We hit a few more areas with no luck, it wasn't until 10 minutes before weigh in that we found one more fish. James tossed a spinnerbait (same chartreuse/white one I had) at another lay down tree and saw a fish roll on it. The fish missed it and he immediately threw his creature bait in there. He hooked into his third keeper which was a fat 14" bass. I was too slow on the draw and I ended up missing that chance to capitalize on his miss...oh well, you live and learn.
We finally got into the weigh in...I was really excited to weigh in my fish because it could have very well been the biggest bass of the tournament. A lot of the boats surprisingly were missing from the parking lot...some left because of the rain and others had no fish so they took off early. I had a good chance! When it was my time to weigh in I pulled out my big bass and the feeling was just indescribable. She weighed 5.17 lbs!
The other fish of mine weighed 1.6 lbs so I had a total weight of 6.77 lbs. I didn't think that was enough to place because I found out Bob Pointer, another member of our club, weighed in 5 fish for 15.57 lbs. His big bass weighed 5.46 lbs. I didn't know how the rest of the field fared so I went and released my fish and headed back to the weigh in for the announcement of the winners. They paid out up to 6th place. It didn't dawn on me until they called out 6th place that I actually had a winning weight!!! My two fish were good enough to put me in 4th place...out of a field of 37 anglers! I was just shy of big bass too by .29 lbs! I walked away with $150 bucks for 4th, and Big Bass would have been an extra $190...I was on cloud nine either way. I beat 10 out of 13 of our club members, and I caught my biggest bass of the year...I just couldn't believe it!
I ended the day talking to my boater James and thanking him for all of the help. It was awesome to place in the tournament, but learning from someone who is a veteran tournament fisherman was priceless. I owe him a lot of the thanks, and all of my club members the same as well for making this tournament a memorable one. It was a great time, and the fishing gods were looking out for me.

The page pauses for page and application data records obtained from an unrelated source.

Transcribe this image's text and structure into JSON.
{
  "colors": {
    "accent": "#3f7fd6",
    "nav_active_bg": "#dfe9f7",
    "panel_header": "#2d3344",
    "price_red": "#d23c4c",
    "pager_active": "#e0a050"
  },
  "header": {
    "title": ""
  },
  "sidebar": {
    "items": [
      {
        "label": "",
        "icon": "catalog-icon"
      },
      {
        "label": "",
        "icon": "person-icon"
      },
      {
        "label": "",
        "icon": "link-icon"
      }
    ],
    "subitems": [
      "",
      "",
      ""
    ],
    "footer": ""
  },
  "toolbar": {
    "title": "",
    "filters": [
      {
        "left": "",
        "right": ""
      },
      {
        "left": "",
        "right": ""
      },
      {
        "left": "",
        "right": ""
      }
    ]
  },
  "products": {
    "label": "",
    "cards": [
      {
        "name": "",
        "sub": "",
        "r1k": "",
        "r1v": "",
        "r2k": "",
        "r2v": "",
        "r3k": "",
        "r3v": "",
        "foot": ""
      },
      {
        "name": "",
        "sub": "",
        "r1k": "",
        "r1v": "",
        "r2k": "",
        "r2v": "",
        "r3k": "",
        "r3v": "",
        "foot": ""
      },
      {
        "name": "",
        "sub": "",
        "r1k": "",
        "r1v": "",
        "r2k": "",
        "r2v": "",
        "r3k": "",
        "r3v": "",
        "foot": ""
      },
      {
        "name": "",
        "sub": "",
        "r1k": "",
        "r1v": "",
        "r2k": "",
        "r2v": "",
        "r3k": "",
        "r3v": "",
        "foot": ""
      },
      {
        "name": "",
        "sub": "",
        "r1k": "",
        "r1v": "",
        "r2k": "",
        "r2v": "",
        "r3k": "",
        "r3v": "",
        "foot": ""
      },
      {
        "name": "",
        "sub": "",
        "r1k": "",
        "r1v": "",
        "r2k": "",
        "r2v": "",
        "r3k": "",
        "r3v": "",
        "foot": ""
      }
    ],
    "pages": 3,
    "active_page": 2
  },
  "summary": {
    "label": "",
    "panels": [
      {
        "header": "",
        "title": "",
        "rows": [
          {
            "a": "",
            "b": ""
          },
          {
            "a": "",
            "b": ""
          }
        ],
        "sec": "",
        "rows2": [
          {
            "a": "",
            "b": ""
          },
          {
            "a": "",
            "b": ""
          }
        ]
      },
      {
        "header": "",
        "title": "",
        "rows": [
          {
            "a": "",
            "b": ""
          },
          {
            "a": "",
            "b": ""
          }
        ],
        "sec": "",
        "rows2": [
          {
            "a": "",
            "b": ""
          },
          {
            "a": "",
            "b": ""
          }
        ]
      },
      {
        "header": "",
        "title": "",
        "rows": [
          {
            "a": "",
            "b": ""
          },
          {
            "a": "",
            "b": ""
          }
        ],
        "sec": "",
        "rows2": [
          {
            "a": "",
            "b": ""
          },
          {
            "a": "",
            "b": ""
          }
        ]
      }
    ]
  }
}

Mike and I left the lake Sunday afternoon...and another fishing memory was in the books...
Thanks for reading, and tight lines!